§ **Required action**
Give back the full set of entries that follows, exactly as written.

§ **Supplied entries**
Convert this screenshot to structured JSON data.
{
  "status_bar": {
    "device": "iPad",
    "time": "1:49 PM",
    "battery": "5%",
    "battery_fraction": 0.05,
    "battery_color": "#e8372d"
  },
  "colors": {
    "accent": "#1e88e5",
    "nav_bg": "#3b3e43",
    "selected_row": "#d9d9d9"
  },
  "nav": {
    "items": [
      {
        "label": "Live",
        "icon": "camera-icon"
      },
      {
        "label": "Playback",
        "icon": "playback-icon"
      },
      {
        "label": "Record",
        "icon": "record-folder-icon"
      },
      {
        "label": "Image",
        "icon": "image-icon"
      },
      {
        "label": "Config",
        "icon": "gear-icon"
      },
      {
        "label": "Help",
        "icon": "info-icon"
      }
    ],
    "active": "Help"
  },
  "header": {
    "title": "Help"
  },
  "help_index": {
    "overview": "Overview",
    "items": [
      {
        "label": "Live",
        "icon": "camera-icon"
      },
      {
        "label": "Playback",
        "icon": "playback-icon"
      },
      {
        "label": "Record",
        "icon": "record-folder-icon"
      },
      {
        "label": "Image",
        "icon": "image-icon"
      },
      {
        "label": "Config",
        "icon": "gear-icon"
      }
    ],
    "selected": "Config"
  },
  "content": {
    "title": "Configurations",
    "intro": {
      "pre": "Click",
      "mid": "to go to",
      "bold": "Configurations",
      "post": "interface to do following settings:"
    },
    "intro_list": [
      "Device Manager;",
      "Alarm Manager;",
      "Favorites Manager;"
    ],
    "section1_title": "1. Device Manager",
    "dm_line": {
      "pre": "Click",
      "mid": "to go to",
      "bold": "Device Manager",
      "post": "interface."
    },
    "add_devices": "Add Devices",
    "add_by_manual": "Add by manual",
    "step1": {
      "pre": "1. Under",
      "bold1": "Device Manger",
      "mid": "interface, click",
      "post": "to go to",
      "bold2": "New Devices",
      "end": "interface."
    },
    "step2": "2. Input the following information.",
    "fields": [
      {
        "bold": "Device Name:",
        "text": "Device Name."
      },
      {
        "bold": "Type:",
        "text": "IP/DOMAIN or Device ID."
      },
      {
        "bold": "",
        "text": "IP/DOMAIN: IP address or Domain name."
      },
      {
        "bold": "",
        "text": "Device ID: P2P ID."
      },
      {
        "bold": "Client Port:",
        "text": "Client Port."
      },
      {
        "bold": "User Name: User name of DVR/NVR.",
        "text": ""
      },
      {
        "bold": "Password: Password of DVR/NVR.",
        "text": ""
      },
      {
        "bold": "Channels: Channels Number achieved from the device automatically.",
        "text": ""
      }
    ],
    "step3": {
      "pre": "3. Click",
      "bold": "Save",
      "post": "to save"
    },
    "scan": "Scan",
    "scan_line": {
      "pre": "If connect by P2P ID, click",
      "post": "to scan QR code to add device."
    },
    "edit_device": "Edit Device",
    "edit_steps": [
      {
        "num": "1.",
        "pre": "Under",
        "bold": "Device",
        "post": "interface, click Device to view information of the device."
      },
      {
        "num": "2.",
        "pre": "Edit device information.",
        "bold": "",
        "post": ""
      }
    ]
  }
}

§ **Exercise solution**
Convert this screenshot to structured JSON data.
{
  "status_bar": {
    "device": "iPad",
    "time": "1:49 PM",
    "battery": "5%",
    "battery_fraction": 0.05,
    "battery_color": "#e8372d"
  },
  "colors": {
    "accent": "#1e88e5",
    "nav_bg": "#3b3e43",
    "selected_row": "#d9d9d9"
  },
  "nav": {
    "items": [
      {
        "label": "Live",
        "icon": "camera-icon"
      },
      {
        "label": "Playback",
        "icon": "playback-icon"
      },
      {
        "label": "Record",
        "icon": "record-folder-icon"
      },
      {
        "label": "Image",
        "icon": "image-icon"
      },
      {
        "label": "Config",
        "icon": "gear-icon"
      },
      {
        "label": "Help",
        "icon": "info-icon"
      }
    ],
    "active": "Help"
  },
  "header": {
    "title": "Help"
  },
  "help_index": {
    "overview": "Overview",
    "items": [
      {
        "label": "Live",
        "icon": "camera-icon"
      },
      {
        "label": "Playback",
        "icon": "playback-icon"
      },
      {
        "label": "Record",
        "icon": "record-folder-icon"
      },
      {
        "label": "Image",
        "icon": "image-icon"
      },
      {
        "label": "Config",
        "icon": "gear-icon"
      }
    ],
    "selected": "Config"
  },
  "content": {
    "title": "Configurations",
    "intro": {
      "pre": "Click",
      "mid": "to go to",
      "bold": "Configurations",
      "post": "interface to do following settings:"
    },
    "intro_list": [
      "Device Manager;",
      "Alarm Manager;",
      "Favorites Manager;"
    ],
    "section1_title": "1. Device Manager",
    "dm_line": {
      "pre": "Click",
      "mid": "to go to",
      "bold": "Device Manager",
      "post": "interface."
    },
    "add_devices": "Add Devices",
    "add_by_manual": "Add by manual",
    "step1": {
      "pre": "1. Under",
      "bold1": "Device Manger",
      "mid": "interface, click",
      "post": "to go to",
      "bold2": "New Devices",
      "end": "interface."
    },
    "step2": "2. Input the following information.",
    "fields": [
      {
        "bold": "Device Name:",
        "text": "Device Name."
      },
      {
        "bold": "Type:",
        "text": "IP/DOMAIN or Device ID."
      },
      {
        "bold": "",
        "text": "IP/DOMAIN: IP address or Domain name."
      },
      {
        "bold": "",
        "text": "Device ID: P2P ID."
      },
      {
        "bold": "Client Port:",
        "text": "Client Port."
      },
      {
        "bold": "User Name: User name of DVR/NVR.",
        "text": ""
      },
      {
        "bold": "Password: Password of DVR/NVR.",
        "text": ""
      },
      {
        "bold": "Channels: Channels Number achieved from the device automatically.",
        "text": ""
      }
    ],
    "step3": {
      "pre": "3. Click",
      "bold": "Save",
      "post": "to save"
    },
    "scan": "Scan",
    "scan_line": {
      "pre": "If connect by P2P ID, click",
      "post": "to scan QR code to add device."
    },
    "edit_device": "Edit Device",
    "edit_steps": [
      {
        "num": "1.",
        "pre": "Under",
        "bold": "Device",
        "post": "interface, click Device to view information of the device."
      },
      {
        "num": "2.",
        "pre": "Edit device information.",
        "bold": "",
        "post": ""
      }
    ]
  }
}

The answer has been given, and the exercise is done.